The hottest chili pepper I’ve ever eaten is the habanero, and it would measure approximately 100,000-350,000 on the Scoville chart. Culinary Masochism? Well, if that means I’m getting intense pleasure (go endorphins!) from intense pain (gastronomically speaking), then fine, I admit it…. I need a little C&M in my life.
Sri Siam’s spicy seafood “Poh Tak” soup felt like it was OFF the Scoville chart, and at first I thought it was way too fiery for me. After the initial shock wore off in my mouth I absolutely LOVED the broth, and from then on it was a heavenly seafood feast of squid, crab, shrimp and those delicious green mussels. Poor Bob had to watch me wipe the sweat off my brow, and he laughed as I dashed to the restroom several times to deal with a heat-induced runny nose. This meal was the perfect Thai experience I’d been after.
When we finished lunch, I went back to the kitchen and thanked the chef. He gave me a little smile and looked a little baffled, so I wasn’t sure if he understood what I said to him. I can’t imagine it, but maybe it was the first time he’d ever heard, “Thank you, thank you… thank you for making me hurt so good“.
A few photos in the Sri Siam Kitchen, and the wonderful crew.
Sri Siam Café Website
12843 Vanowen Street (at Coldwater)
North Hollywood 91605
818 982- 6262
Dining Date: 1/16/09
Foie Gras Cotton Candy?

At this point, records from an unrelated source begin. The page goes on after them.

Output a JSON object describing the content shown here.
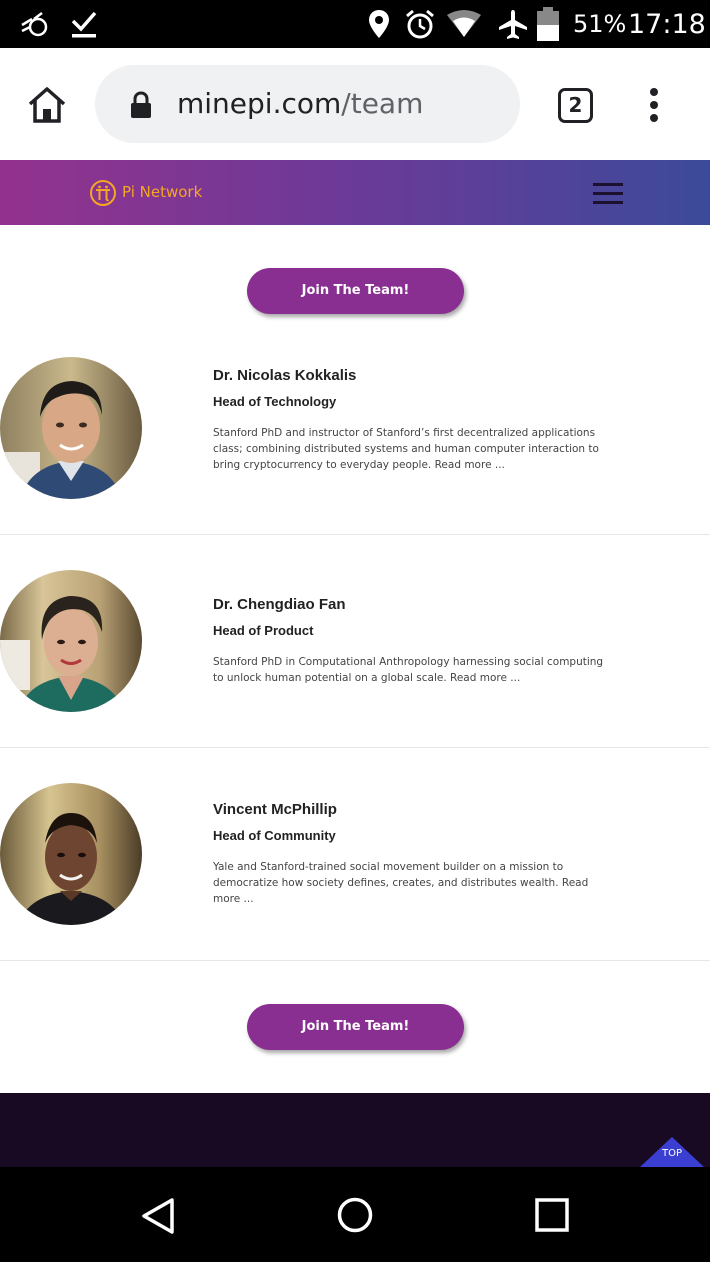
{
  "status_bar": {
    "battery": "51%",
    "time": "17:18"
  },
  "browser": {
    "url_domain": "minepi.com",
    "url_path": "/team",
    "tab_count": "2"
  },
  "site": {
    "logo_text": "Pi Network",
    "brand_color": "#f5a623",
    "join_button_label": "Join The Team!"
  },
  "members": [
    {
      "name": "Dr. Nicolas Kokkalis",
      "role": "Head of Technology",
      "bio": "Stanford PhD and instructor of Stanford’s first decentralized applications class; combining distributed systems and human computer interaction to bring cryptocurrency to everyday people. Read more ..."
    },
    {
      "name": "Dr. Chengdiao Fan",
      "role": "Head of Product",
      "bio": "Stanford PhD in Computational Anthropology harnessing social computing to unlock human potential on a global scale. Read more ..."
    },
    {
      "name": "Vincent McPhillip",
      "role": "Head of Community",
      "bio": "Yale and Stanford-trained social movement builder on a mission to democratize how society defines, creates, and distributes wealth. Read more ..."
    }
  ],
  "footer": {
    "top_label": "TOP"
  }
}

Another outstanding dinner at The Bazaar by José Andrés last night. This time celebrating my friend Laur’s birthday in the “Rojo” dining room, which was warmer and had a more seductive vibe than the “Blanco” we dined in last time.
New dishes we tried this visit included three pretty little “cans” of seafood filled with delicious mussels, oysters and crab called “Latas Y Conservas”.

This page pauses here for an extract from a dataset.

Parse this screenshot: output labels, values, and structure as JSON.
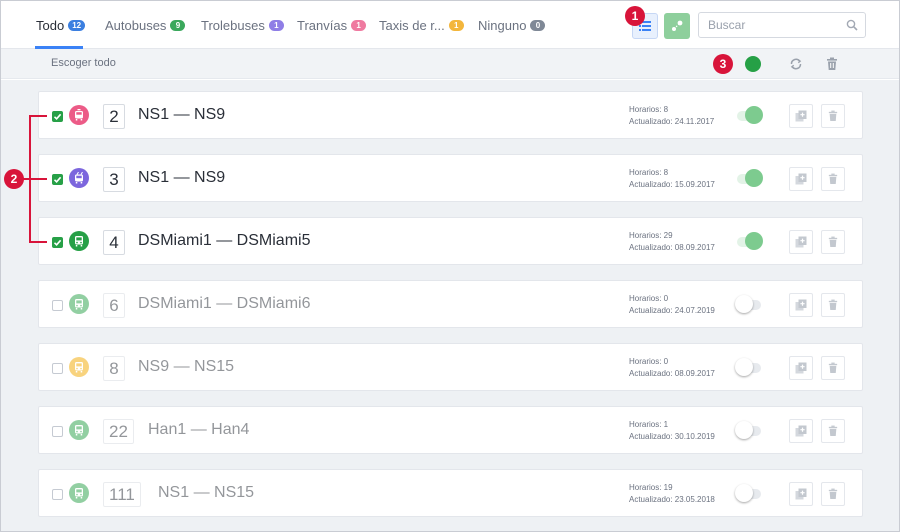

From the Rojo menu: “Canning was invented in 1810 in France by Mr. Nicolas Appert. Spain adopted this technique and today is known for producing the best canned products in the world. Here at the Bazaar by Jose Andres, we make them in house daily.”
My very favorite bite of the night (so much so that I ordered extra!) was YES … the Foie Gras Cotton Candy! Bites of foie gras rolled in crushed CORN NUTS then wrapped in cotton candy. The salty, sweet and super rich flavor was simply incredible.
Dishes we had on our first visit and enjoyed again:
The Bazaar restaurant is so much fun, especially when you look around and notice that people are smiling at every table. It’s all about jumping in and sharing an exciting new experience together. Whether it’s Ferran Adria’s Liquid Olive (we each had two), potato “foam”, or succulent bites of Kumamoto oysters. I personally feel incredibly grateful that we have our own little bit of “el bulli” right here in L.A.
Thank you José!
The Bazaar by José Andrés, SLS Hotel
465 South La Cienega Boulevard
Los Angeles, CA 90048